For many years, the Kennel Club has been greatly concerned about
the varying standards of websites which allow dogs to be advertised
on their sites as this causes confusion for potential new
Unfortunately, the scant information provided in classified
adverts makes it very easy for unscrupulous breeders and even puppy
farms to sell their puppies to unknowing members of the public.
Often these puppies will have serious medical or behavioural
problems, which could lead to them being abandoned or even
In 2001, the UK's leading animal welfare charities united to
from the Pet Advertising Advisory Group (PAAG) in an effort to
clamp down on illegal pet classified adverts, following a record
number of complaints from people buying sick pets. PAAG is made up
of organisations including Dogs Trust, the Kennel Club, Cats
Protection and the Department for Environment, Food and Rural
Affairs (Defra), all concerned that consumers looking for a bargain
family pet are falling foul of unscrupulous pet traffickers.
The group provides information and advice to those buying and
selling pets, detailing information on the law and encouraging best
practice to promote responsible pet buying. This includes the
advertising of illegal activity, such as the sale of banned breeds
of dog; dogs sold for fighting or baiting; illegally docked dogs;
and the advertisement of animals classified under the Dangerous
Wild Animals Act.
The website www.paag.org.uk offers free downloadable links
and fillers for classified pages, aimed at encouraging potential

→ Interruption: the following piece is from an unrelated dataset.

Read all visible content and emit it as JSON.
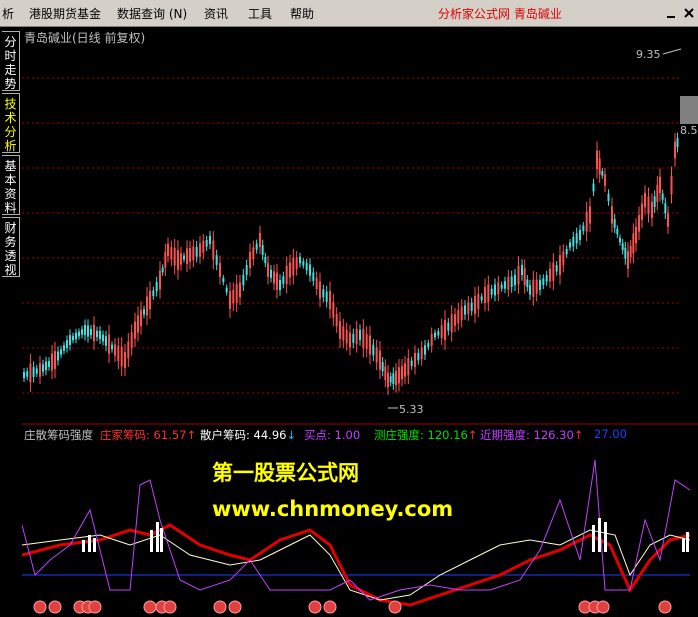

puppy buyers to think carefully before buying a new family pet
through classified advertisements. There is also a facility to
report the purchase of an animal from a classified advert or
website that has turned out to be a sick or problem pet, with
information on how to contact Consumer Direct.
PAAG has engaged with some of the main online sites, including
Gumtree, Epupz, Preloved, Loot and Pets4Homes, to improve their
standards of advertisement monitoring and filtering. Many other
websites exist that are unwilling to implement any measures to
ensure that irresponsible and illegal advertising does not appear
on their websites.
PAAG is working with advertisers towards a voluntary code of
practice that, if upheld, would result in a reduction in the number
of inappropriate, misleading and illegal adverts that are currently
being placed online. Amongst other things the standards are calling
for improvements to be made to website advert filtering systems,
offering animal specific training to website moderators and
providing ongoing advice and support.
PAAG hopes to encourage all advertisers of pets to adhere to its
minimum standards and has developed a success criterion for
websites to aim towards.
Politically, Defra, as a member of PAAG, is supportive of the
minimum standards and on-going work of the group and it shares its
hope that the Government will look to endorse the standards in the
Online advertising of pets has been linked to several emotive
issues such as exotic and dangerous animals, puppy farming,
fraudulent and bogus advertising, and sick and unhealthy animals.
PAAG hopes that the Westminster and devolved Governments will
recognise that voluntary compliance does not go far enough and
further intervention is required to more closely monitor what is
largely an unregulated sector.